Monday, January 07, 2019
by Mary Williams • firstname.lastname@example.org
BJH | Patrick Wirthlin smiles when his activity therapy supervisor, Paula Kessler, CTRS, talks about how much he contributes to the psychiatry units at Barnes-Jewish Hospital and the St. Louis community.
“I just do what I can and hope some good comes from it,” says Wirthlin, a volunteer at BJH. “Otherwise, the bad things from my past aren’t put to good use.”
Wirthlin, 65, is also a certified peer specialist, which means he’s received training to help others in their recovery. He volunteers twice a week and tries to be an advocate for patients receiving mental health care. Wirthlin has volunteered 6,000 hours on the units. “I assist the staff as best as I’m able,” he says.
As part of his contribution, Wirthlin talks to clinical teams about his own journey with mental health and what treatments worked for him. He attends treatment planning meetings with clinicians, social workers, nurses and others and participates in discussions about patient care. Wirthlin also talks to nursing students while they’re on their psychiatry rotation.
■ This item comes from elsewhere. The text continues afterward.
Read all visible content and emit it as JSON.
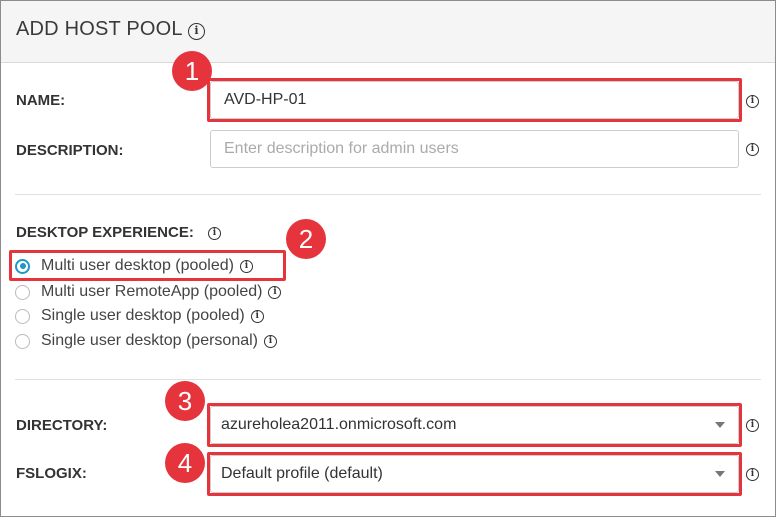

In 1972, Wirthlin was a patient at the former Jewish Hospital of St. Louis and at the former Barnes Hospital in the 1980s. With Wirthlin successfully stabilized on medication in 2007, Kessler suggested he take a volunteer position on the unit, but Wirthlin was hesitant. “I was a patient on that floor, so I wasn’t sure I wanted to volunteer there,” says Wirthlin. “But I appreciated the confidence activity therapy had in me.”
“His contributions help my team of activity and music therapists, and we value Patrick being here,” says Kessler. “Patrick can talk to patients and families in a way that we can’t. He can say, ‘I’ve been where you are now,’ and the patients respond positively to this.”
Wirthlin is also respected in the community. He has been a member of the Independence Center, a clubhouse for adults with mental illness, for more than 30 years. There, he has taught smoking cessation and meets with police officers who are receiving crisis intervention training. He also serves on the advisory board of the behavioral health network and speaks publicly to reduce the stigma around mental illness.
“It’s been a privilege and honor to volunteer here and to help people in the community,” says Wirthlin. “It’s also done a lot of good for me.”
Number of views (520)/Comments (6)
1/7/2019 3:47 PM
Great job Patrick!
Lydia Grace Erves
1/9/2019 8:07 AM
We in Volunteer Services say THANKS PATRICK!!
1/9/2019 3:27 PM
We need more mental health advocates in the community like Patrick. Thank you for what you're doing!!
1/10/2019 2:26 PM
Patrick you are a great example of someone who shows that you can turn a negative situation into a positive outcome. Very proud to have known you all these years.
1/12/2019 12:41 PM
We LOVE you Pat!!!!
1/13/2019 11:38 AM
Patrick, you are a shining example of the resilience of the human spirit ... the world appreciates you!